The COVID-19 pandemic has made us all even more reliant on the army of delivery drivers, motorbike riders and cycle couriers that bring our goods to our door. Everything from groceries and clothes to gadgets, books and cosmetics seems to come via a knock at the door.
But what’s the next step?
If you believe some analysts, it’s delivery drones. It might seem like the stuff of science fiction, but rapid advances in drone technology in recent years means they could be closer to reality than you’d think.
Couple this with huge strides in autonomous transport and your delivery vehicle could be making its own way to your door without the help of a human hand at all.
We’re already witnessing the beginning of this. Drone delivery company Wing operates in two Australian cities, Helsinki in Finland and is trialling operations in the USA as of spring 2020.
In the US, it’s partnering with FedEx and pharmacy retailer Walgreens. Wing says its aerial drones can deliver packages over a distance of six kilometres in just six minutes. As the crow flies, naturally.
Of course, not all delivery drones fly. Another type of delivery drone is the wheeled version, and an early commercial application of this is a friendly-looking robot called ‘Serve’. He’s a four-wheeled vehicle that resembles a shopping cart and delivers take-out food on behalf of the Postmates app in the Los Angeles area.
This service began operation in 2019, and can deliver up to 50lb (25kg) packages – that’s a lot better than Wing’s limit of 3lb (1.5kg). It’s a fair bit slower than an aerial drone, though. Amazon Prime began field-testing a similar proposition, called ‘Scout’ in 2019, although it has six wheels to Serve’s four.
Commercial applications for delivery drones are still very much a nascent technology, however; according to analyst firm Gartner, only 1% of businesses are currently seriously looking into the idea of using delivery drones. But this could soon change.
Chinese retailer JD.com is predicting a strong surge in demand for retailer drone operation – up to 70% per year. This would mean it alone would operate a flee of almost 2 million drones by 2028. If that figure were to be replicated elsewhere in the world, our skies and streets could be bustling with driverless deliveries before we know it.
But what are the benefits and potential drawbacks of this innovative tech? Let’s take a look.
Quality aerial imaging
UAVs are excellent for capturing aerial videos and photographs and collecting significant amounts of high-resolution imaging data. This data can be utilised in the creation of interactive 3D maps and models which can be used in a number of ways, such as mapping disaster areas to prepare rescue teams before they enter a potentially dangerous environment.
With constant advances and developments in control technology, the majority of UAVs can be operated and deployed with relative ease.
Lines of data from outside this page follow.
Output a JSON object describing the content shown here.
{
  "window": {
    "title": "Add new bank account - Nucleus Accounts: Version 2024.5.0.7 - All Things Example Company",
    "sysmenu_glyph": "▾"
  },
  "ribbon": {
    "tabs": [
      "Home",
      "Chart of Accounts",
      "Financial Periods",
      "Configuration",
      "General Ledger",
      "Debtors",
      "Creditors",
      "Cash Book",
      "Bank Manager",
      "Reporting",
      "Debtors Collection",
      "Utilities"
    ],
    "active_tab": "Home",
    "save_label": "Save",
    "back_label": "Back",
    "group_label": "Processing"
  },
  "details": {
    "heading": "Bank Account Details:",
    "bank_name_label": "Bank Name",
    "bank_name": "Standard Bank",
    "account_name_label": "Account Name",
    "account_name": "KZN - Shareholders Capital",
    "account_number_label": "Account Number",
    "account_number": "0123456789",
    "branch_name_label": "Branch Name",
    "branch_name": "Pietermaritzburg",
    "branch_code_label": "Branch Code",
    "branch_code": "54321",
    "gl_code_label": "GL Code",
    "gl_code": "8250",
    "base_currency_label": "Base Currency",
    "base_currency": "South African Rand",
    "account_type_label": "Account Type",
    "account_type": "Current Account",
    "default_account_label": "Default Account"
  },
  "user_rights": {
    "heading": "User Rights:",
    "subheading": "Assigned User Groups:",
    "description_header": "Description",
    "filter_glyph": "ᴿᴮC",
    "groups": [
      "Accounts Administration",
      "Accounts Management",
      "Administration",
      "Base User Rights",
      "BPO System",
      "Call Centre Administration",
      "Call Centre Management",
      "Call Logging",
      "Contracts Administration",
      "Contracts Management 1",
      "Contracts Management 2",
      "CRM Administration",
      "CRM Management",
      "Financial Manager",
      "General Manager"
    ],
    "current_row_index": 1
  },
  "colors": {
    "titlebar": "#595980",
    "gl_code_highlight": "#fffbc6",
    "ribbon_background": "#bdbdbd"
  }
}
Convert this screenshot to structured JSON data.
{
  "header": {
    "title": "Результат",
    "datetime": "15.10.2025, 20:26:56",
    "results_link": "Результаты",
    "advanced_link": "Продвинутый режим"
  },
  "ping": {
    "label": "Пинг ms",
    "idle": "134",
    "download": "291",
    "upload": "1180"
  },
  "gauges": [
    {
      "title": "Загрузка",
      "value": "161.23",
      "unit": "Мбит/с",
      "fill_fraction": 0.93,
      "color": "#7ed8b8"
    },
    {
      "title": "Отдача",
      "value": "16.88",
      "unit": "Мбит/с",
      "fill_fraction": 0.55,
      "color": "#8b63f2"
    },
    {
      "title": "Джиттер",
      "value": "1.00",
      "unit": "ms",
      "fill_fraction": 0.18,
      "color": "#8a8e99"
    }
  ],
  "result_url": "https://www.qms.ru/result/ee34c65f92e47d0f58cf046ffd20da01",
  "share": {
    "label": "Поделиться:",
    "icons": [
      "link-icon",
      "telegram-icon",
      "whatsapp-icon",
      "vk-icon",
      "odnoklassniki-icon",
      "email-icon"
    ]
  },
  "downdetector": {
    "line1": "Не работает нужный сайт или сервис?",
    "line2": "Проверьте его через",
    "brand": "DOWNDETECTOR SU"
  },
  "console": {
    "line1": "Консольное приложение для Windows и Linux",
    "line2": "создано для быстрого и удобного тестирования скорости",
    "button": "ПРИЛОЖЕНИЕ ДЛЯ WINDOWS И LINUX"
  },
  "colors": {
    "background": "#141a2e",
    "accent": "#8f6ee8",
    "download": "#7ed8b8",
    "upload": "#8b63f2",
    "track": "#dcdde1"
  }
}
UAVs have a wider range of movement than aircraft controlled by pilots and are able to fly safely in more directions and at a lower level, enabling controllers to access and navigate hard-to-reach areas.
Short flight times
A number of UAVs require frequent battery replacement depending on the type of model and battery used, which can significantly reduce their time in flight. Flight times can also be affected by weather, as strong winds and headwinds can increase power consumption. Most drones have a flight time of approximately 25 minutes, but smaller, close-range UAVs can have a flight time as short as 5 to 6 minutes.
Potential for accidents
If a UAV flies over a large crowd of people, there is always the chance that a malfunction might occur which could stop the UAV mid-flight and cause it to fall on someone and cause serious injury or even death. Not all UAV operators are properly trained on how to fly their drones before purchasing them, and in extreme cases, UAVs have caused serious accidents regarding collisions with helicopters and other aircraft.